Robinson’s perseverance through that adversity on the court and on the classroom earned him the ACE (Accepting the Challenge of Excellence) award from the Troy Exchange Club in May, an award of a plaque and $1,000. Just two weeks ago, he was named the ACE award winner for the entire district, winning another $1,000 prize.

He will travel to Reno, Nevada in June to compete for the National Exchange Club’s top honor of $10,000 in scholarship funds.

Robinson said the amputation came as a shock for him at his young age.

“At first I didn’t really know what was going on,” Robinson said. “I was little; I didn’t know until we started visiting people with prosthetics. I was scared at first because I didn’t know what was going to happen to me; I thought they were going to take my whole leg. They actually cut it below the knee.”

Even now, Robinson sometimes still feels as if the rest of his leg is still there.

“My brain thought my leg was still there,” Robinson said. “Even though I could see that there’s no foot there, in my mind, I could feel it and move it. It’s called a phantom limb; there are still some days I feel like I have the foot.”

But Robinson was an active kid, and he was determined to continue playing sports, no matter what others thought

“In middle school, I had tryouts and a lot of people would say I’m not going to make the team,” Robinson said. “That same day, I broke my leg. I really thought I was not going to be normal again and I had to keep fighting and fighting. It’s never a good day – if I run it hurts; so I just got used to pain. For me, playing gave me motivation.”

Playing was also his motivation to keep up with his academics.

“Well, my momma, she was a teacher, so she made me do my lessons,” Robinson said. “It was either learn and play ball or no ball at all. So I learned and did my lesson.”

It’s out on the court though where Robinson says he feels at home.

“I feel accepted when I play basketball,” Robinson said. “If you look at me, you can never tell because I always wear pants. People are surprised I can play when they see I have a prosthetic and keep up and run, jump and shoot.”

Not only did Robinson have to overcome the physical limitations of losing his leg, he said in his ACE application that he had to overcome a feeling of shame he had.

“I prayed because that’s what I knew to do,” Robinson said. “And God eventually allowed me to overcome my shame on the basketball court.”

Now Robinson is focusing on a life beyond basketball, at least on the team representing his school, as he moves forward in his academic career at Troy University, where he plans to take general studies classes before transferring and earning a degree in civil engineering or mechanical engineering with a minor in architecture.

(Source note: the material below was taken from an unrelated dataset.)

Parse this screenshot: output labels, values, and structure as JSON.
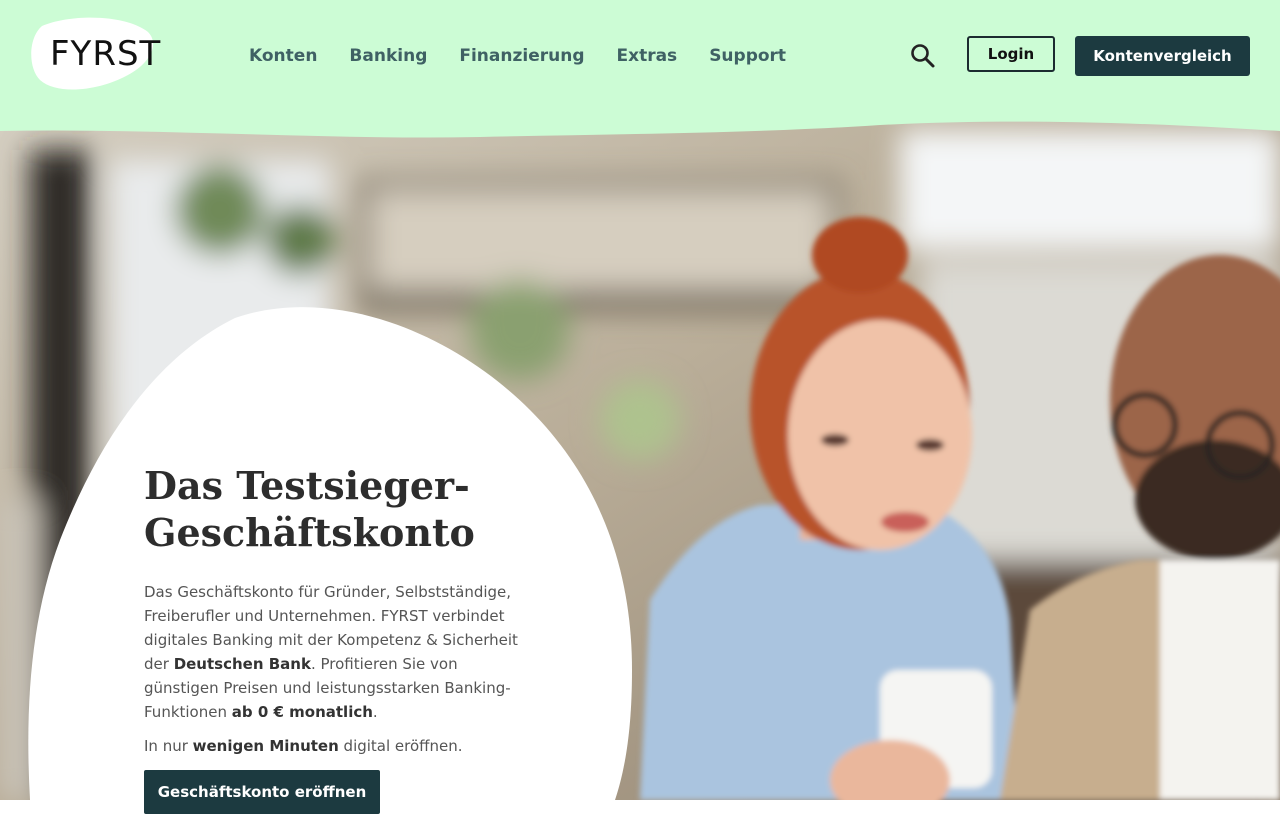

Robinson said he wants to use whatever knowledge he gets to inspire others in the community to persevere like he has and to be whatever they dream they can be.

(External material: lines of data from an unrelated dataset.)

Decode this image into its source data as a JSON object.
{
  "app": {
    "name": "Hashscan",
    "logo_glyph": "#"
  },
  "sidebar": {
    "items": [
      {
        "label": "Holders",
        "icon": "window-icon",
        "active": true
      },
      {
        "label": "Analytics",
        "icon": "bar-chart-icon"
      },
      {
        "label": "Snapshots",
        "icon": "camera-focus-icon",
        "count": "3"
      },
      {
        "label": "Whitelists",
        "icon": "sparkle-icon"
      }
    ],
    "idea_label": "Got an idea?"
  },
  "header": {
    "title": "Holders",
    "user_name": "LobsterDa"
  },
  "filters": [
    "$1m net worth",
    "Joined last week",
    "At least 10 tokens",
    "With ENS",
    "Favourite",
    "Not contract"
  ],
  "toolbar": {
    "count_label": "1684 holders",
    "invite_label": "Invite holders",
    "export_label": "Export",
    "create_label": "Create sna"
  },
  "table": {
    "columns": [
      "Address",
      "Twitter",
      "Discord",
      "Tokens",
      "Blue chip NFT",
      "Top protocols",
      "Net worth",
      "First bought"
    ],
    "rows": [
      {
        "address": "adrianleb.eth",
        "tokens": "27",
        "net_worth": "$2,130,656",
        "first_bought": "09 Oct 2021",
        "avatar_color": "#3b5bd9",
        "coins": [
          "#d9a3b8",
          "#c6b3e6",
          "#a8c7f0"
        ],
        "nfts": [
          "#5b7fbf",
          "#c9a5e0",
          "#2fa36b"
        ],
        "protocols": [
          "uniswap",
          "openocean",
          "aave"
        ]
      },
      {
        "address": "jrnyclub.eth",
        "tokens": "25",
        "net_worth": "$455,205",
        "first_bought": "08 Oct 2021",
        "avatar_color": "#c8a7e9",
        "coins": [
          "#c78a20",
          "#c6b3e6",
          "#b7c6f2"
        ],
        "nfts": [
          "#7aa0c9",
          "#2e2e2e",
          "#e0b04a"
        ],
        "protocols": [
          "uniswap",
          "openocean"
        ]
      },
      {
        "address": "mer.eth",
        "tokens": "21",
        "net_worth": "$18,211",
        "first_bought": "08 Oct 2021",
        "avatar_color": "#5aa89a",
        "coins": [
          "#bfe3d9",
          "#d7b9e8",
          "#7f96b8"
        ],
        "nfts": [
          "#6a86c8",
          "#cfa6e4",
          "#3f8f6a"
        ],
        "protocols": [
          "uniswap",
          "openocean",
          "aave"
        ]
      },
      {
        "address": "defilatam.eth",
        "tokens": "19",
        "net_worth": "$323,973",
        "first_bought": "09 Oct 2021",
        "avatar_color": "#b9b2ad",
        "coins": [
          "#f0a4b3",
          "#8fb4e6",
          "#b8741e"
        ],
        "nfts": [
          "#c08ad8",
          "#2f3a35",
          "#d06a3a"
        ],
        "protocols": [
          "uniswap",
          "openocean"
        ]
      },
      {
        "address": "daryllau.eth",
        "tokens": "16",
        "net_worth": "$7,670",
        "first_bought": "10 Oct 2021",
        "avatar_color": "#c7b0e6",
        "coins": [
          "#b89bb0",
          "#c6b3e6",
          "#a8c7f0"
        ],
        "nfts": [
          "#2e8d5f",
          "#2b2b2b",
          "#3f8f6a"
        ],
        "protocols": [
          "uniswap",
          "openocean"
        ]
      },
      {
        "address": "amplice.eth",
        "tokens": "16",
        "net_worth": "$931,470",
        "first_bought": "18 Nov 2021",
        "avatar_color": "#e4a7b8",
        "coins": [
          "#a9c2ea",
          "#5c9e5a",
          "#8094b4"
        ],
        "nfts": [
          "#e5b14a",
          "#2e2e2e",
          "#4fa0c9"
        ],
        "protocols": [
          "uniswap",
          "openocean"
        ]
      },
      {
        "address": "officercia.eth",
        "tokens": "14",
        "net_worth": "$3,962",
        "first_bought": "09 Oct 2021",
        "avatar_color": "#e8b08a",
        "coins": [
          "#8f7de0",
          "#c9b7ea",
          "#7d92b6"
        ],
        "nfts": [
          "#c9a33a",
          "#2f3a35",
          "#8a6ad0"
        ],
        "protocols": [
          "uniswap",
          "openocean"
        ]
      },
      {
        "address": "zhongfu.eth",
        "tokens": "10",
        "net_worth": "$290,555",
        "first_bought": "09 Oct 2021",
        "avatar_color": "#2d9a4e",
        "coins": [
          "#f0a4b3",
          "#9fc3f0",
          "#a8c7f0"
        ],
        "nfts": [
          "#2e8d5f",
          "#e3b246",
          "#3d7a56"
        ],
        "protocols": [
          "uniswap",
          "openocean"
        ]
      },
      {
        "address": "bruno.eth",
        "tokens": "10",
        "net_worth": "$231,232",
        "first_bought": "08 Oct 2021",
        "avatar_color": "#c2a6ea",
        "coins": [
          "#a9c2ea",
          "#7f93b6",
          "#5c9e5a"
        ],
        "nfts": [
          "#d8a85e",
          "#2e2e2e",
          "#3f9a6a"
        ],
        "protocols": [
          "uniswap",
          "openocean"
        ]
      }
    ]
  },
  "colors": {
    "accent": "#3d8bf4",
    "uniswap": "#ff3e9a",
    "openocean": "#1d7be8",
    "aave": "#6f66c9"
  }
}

In the meantime, he’ll still be out on the court between classes, playing with his friends right where he belongs.